> What to work on: Among the entries below, how many lines include the word "label"? Reply with only the number.

> Material for this task:
- - -

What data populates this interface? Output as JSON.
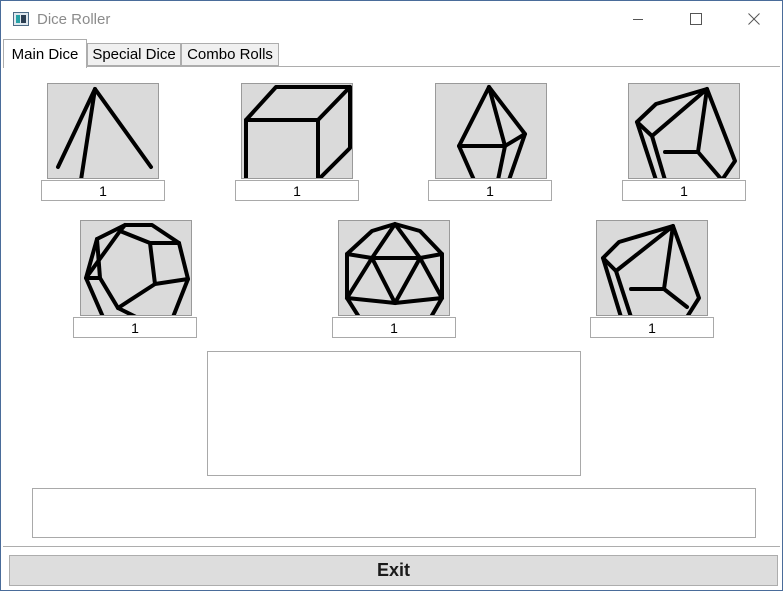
{
  "window": {
    "title": "Dice Roller"
  },
  "titlebar_buttons": [
    "minimize-icon",
    "maximize-icon",
    "close-icon"
  ],
  "tabs": [
    {
      "label": "Main Dice",
      "selected": true
    },
    {
      "label": "Special Dice",
      "selected": false
    },
    {
      "label": "Combo Rolls",
      "selected": false
    }
  ],
  "dice": [
    {
      "icon": "d4-icon",
      "value": "1"
    },
    {
      "icon": "d6-icon",
      "value": "1"
    },
    {
      "icon": "d8-icon",
      "value": "1"
    },
    {
      "icon": "d10-icon",
      "value": "1"
    },
    {
      "icon": "d12-icon",
      "value": "1"
    },
    {
      "icon": "d20-icon",
      "value": "1"
    },
    {
      "icon": "d100-icon",
      "value": "1"
    }
  ],
  "results_text": "",
  "total_text": "",
  "exit_button": {
    "label": "Exit"
  }
}
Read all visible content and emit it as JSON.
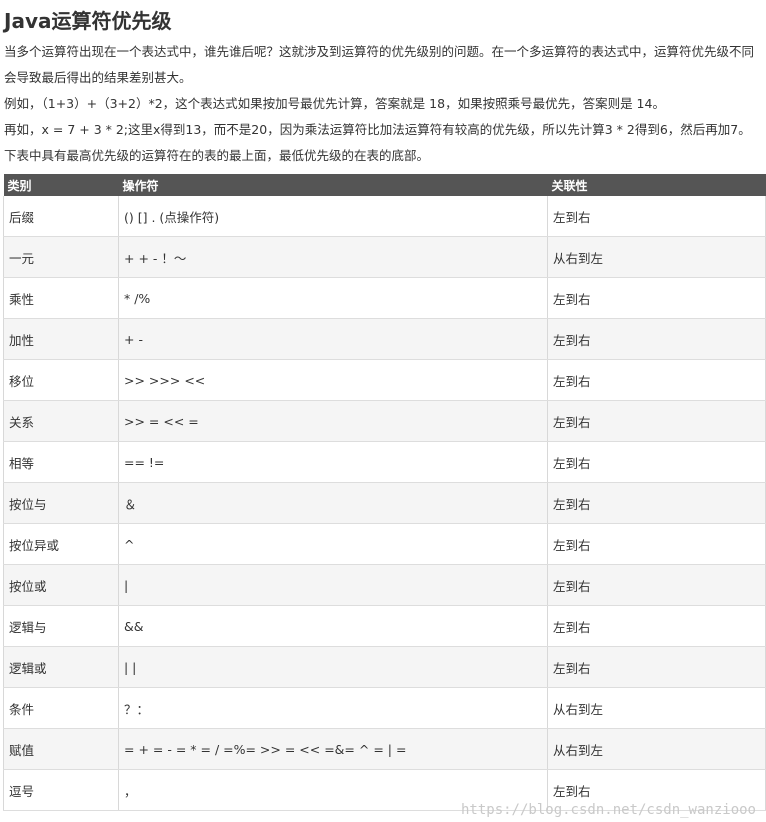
{
  "title": "Java运算符优先级",
  "paragraphs": [
    "当多个运算符出现在一个表达式中，谁先谁后呢？这就涉及到运算符的优先级别的问题。在一个多运算符的表达式中，运算符优先级不同会导致最后得出的结果差别甚大。",
    "例如，（1+3）+（3+2）*2，这个表达式如果按加号最优先计算，答案就是 18，如果按照乘号最优先，答案则是 14。",
    "再如，x = 7 + 3 * 2;这里x得到13，而不是20，因为乘法运算符比加法运算符有较高的优先级，所以先计算3 * 2得到6，然后再加7。",
    "下表中具有最高优先级的运算符在的表的最上面，最低优先级的在表的底部。"
  ],
  "table": {
    "headers": [
      "类别",
      "操作符",
      "关联性"
    ],
    "rows": [
      [
        "后缀",
        "() [] . (点操作符)",
        "左到右"
      ],
      [
        "一元",
        "+ + - ！〜",
        "从右到左"
      ],
      [
        "乘性",
        "* /%",
        "左到右"
      ],
      [
        "加性",
        "+ -",
        "左到右"
      ],
      [
        "移位",
        ">> >>>  <<",
        "左到右"
      ],
      [
        "关系",
        ">> = << =",
        "左到右"
      ],
      [
        "相等",
        "==  !=",
        "左到右"
      ],
      [
        "按位与",
        "＆",
        "左到右"
      ],
      [
        "按位异或",
        "^",
        "左到右"
      ],
      [
        "按位或",
        "|",
        "左到右"
      ],
      [
        "逻辑与",
        "&&",
        "左到右"
      ],
      [
        "逻辑或",
        "| |",
        "左到右"
      ],
      [
        "条件",
        "？：",
        "从右到左"
      ],
      [
        "赋值",
        "= + = - = * = / =%= >> = << =&= ^ = | =",
        "从右到左"
      ],
      [
        "逗号",
        "，",
        "左到右"
      ]
    ]
  },
  "watermark": "https://blog.csdn.net/csdn_wanziooo"
}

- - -

> Solved exercise: 4